> [WORK TASK] Copy every line from the records below that carries the word "JSON".

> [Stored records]
>>>>>
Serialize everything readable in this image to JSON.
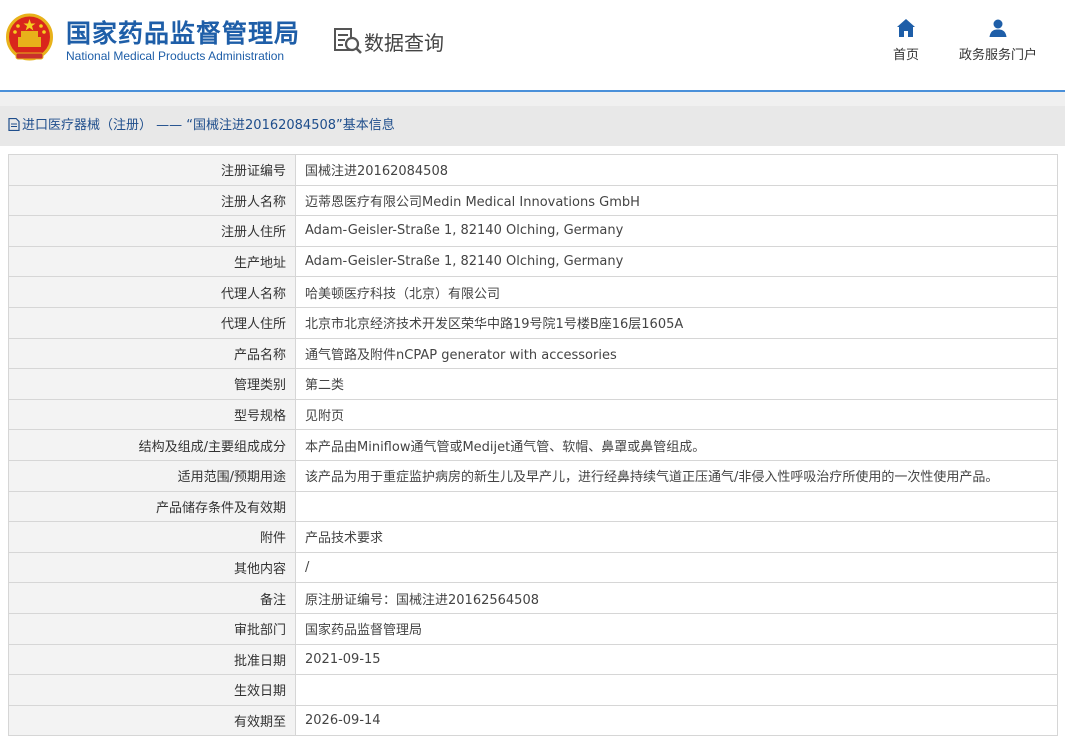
{
  "header": {
    "org_name_cn": "国家药品监督管理局",
    "org_name_en": "National Medical Products Administration",
    "section_title": "数据查询",
    "nav": [
      {
        "label": "首页",
        "icon": "home-icon"
      },
      {
        "label": "政务服务门户",
        "icon": "user-icon"
      }
    ]
  },
  "colors": {
    "brand_blue": "#1e5ea8",
    "divider_blue": "#4a90d9",
    "breadcrumb_bg": "#e8e8e8",
    "label_bg": "#f3f3f3"
  },
  "breadcrumb": {
    "category": "进口医疗器械（注册）",
    "separator": "——",
    "current": "“国械注进20162084508”基本信息"
  },
  "details": [
    {
      "label": "注册证编号",
      "value": "国械注进20162084508"
    },
    {
      "label": "注册人名称",
      "value": "迈蒂恩医疗有限公司Medin Medical Innovations GmbH"
    },
    {
      "label": "注册人住所",
      "value": "Adam-Geisler-Straße 1, 82140 Olching, Germany"
    },
    {
      "label": "生产地址",
      "value": "Adam-Geisler-Straße 1, 82140 Olching, Germany"
    },
    {
      "label": "代理人名称",
      "value": "哈美顿医疗科技（北京）有限公司"
    },
    {
      "label": "代理人住所",
      "value": "北京市北京经济技术开发区荣华中路19号院1号楼B座16层1605A"
    },
    {
      "label": "产品名称",
      "value": "通气管路及附件nCPAP generator with accessories"
    },
    {
      "label": "管理类别",
      "value": "第二类"
    },
    {
      "label": "型号规格",
      "value": "见附页"
    },
    {
      "label": "结构及组成/主要组成成分",
      "value": "本产品由Miniflow通气管或Medijet通气管、软帽、鼻罩或鼻管组成。"
    },
    {
      "label": "适用范围/预期用途",
      "value": "该产品为用于重症监护病房的新生儿及早产儿，进行经鼻持续气道正压通气/非侵入性呼吸治疗所使用的一次性使用产品。"
    },
    {
      "label": "产品储存条件及有效期",
      "value": ""
    },
    {
      "label": "附件",
      "value": "产品技术要求"
    },
    {
      "label": "其他内容",
      "value": "/"
    },
    {
      "label": "备注",
      "value": "原注册证编号：国械注进20162564508"
    },
    {
      "label": "审批部门",
      "value": "国家药品监督管理局"
    },
    {
      "label": "批准日期",
      "value": "2021-09-15"
    },
    {
      "label": "生效日期",
      "value": ""
    },
    {
      "label": "有效期至",
      "value": "2026-09-14"
    }
  ]
}
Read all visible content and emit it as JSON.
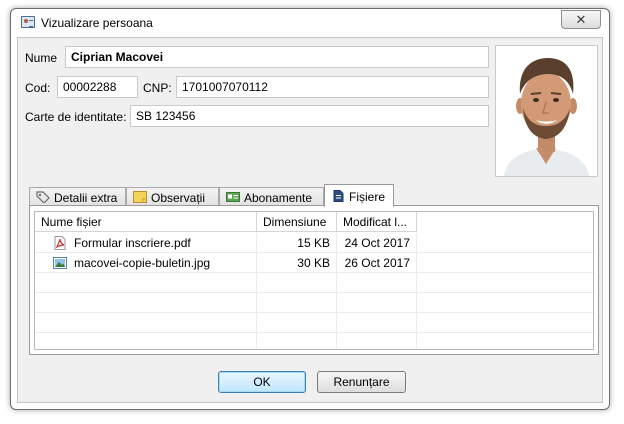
{
  "window": {
    "title": "Vizualizare persoana",
    "close_label": "✕"
  },
  "person": {
    "name_label": "Nume",
    "name_value": "Ciprian Macovei",
    "code_label": "Cod:",
    "code_value": "00002288",
    "cnp_label": "CNP:",
    "cnp_value": "1701007070112",
    "id_card_label": "Carte de identitate:",
    "id_card_value": "SB 123456"
  },
  "tabs": [
    {
      "label": "Detalii extra",
      "icon": "tag-icon",
      "active": false
    },
    {
      "label": "Observații",
      "icon": "note-icon",
      "active": false
    },
    {
      "label": "Abonamente",
      "icon": "card-icon",
      "active": false
    },
    {
      "label": "Fișiere",
      "icon": "document-icon",
      "active": true
    }
  ],
  "files": {
    "columns": [
      "Nume fișier",
      "Dimensiune",
      "Modificat l..."
    ],
    "rows": [
      {
        "name": "Formular inscriere.pdf",
        "size": "15 KB",
        "modified": "24 Oct 2017",
        "icon": "pdf-icon"
      },
      {
        "name": "macovei-copie-buletin.jpg",
        "size": "30 KB",
        "modified": "26 Oct 2017",
        "icon": "image-icon"
      }
    ]
  },
  "buttons": {
    "ok_label": "OK",
    "cancel_label": "Renunțare"
  },
  "colors": {
    "accent": "#3c7fb1",
    "pdf_red": "#d0302f",
    "tab_active_bg": "#ffffff"
  }
}
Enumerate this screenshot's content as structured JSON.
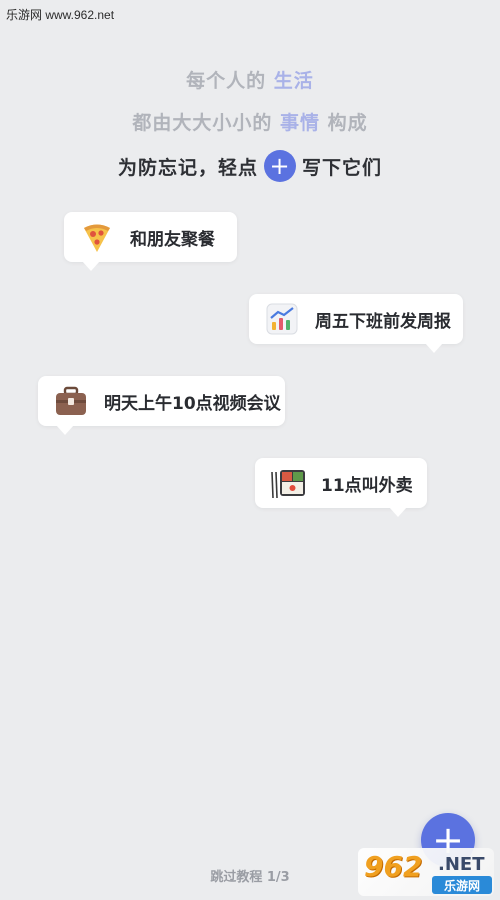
{
  "watermark": {
    "top_text": "乐游网 www.962.net",
    "logo_number": "962",
    "logo_suffix": ".NET",
    "logo_bar": "乐游网"
  },
  "intro": {
    "line1_prefix": "每个人的 ",
    "line1_accent": "生活",
    "line2_prefix": "都由大大小小的 ",
    "line2_accent": "事情",
    "line2_suffix": " 构成",
    "line3_prefix": "为防忘记，轻点",
    "line3_suffix": "写下它们",
    "plus_symbol": "+"
  },
  "cards": [
    {
      "icon": "pizza-icon",
      "text": "和朋友聚餐"
    },
    {
      "icon": "chart-icon",
      "text": "周五下班前发周报"
    },
    {
      "icon": "briefcase-icon",
      "text": "明天上午10点视频会议"
    },
    {
      "icon": "bento-box-icon",
      "text": "11点叫外卖"
    }
  ],
  "footer": {
    "skip_label": "跳过教程 1/3"
  },
  "fab": {
    "symbol": "+"
  },
  "colors": {
    "accent": "#5b72e0",
    "background": "#ebecee",
    "muted_text": "#b1b4bb"
  }
}
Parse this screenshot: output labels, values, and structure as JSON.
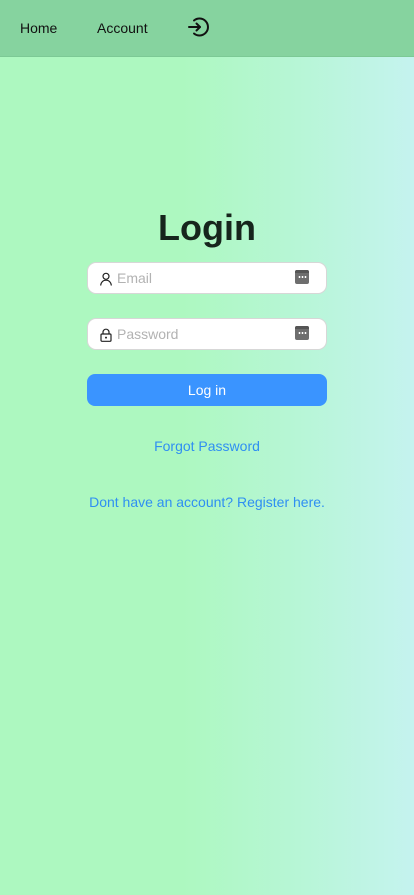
{
  "nav": {
    "home_label": "Home",
    "account_label": "Account",
    "logout_icon": "logout-icon"
  },
  "login": {
    "title": "Login",
    "email": {
      "placeholder": "Email",
      "value": "",
      "icon": "user-icon"
    },
    "password": {
      "placeholder": "Password",
      "value": "",
      "icon": "lock-icon"
    },
    "button_label": "Log in",
    "forgot_label": "Forgot Password",
    "register_label": "Dont have an account? Register here."
  },
  "colors": {
    "topbar": "#86d39f",
    "background_left": "#adf8c0",
    "background_right": "#c5f3ef",
    "button": "#3a94ff",
    "link": "#2f8ff2"
  }
}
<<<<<
> [ANSWER TO THIS PROBLEM]
Serialize everything readable in this image to JSON.
Read all visible content and emit it as JSON.
Enumerate this screenshot's content as structured JSON.
Parse this screenshot: output labels, values, and structure as JSON.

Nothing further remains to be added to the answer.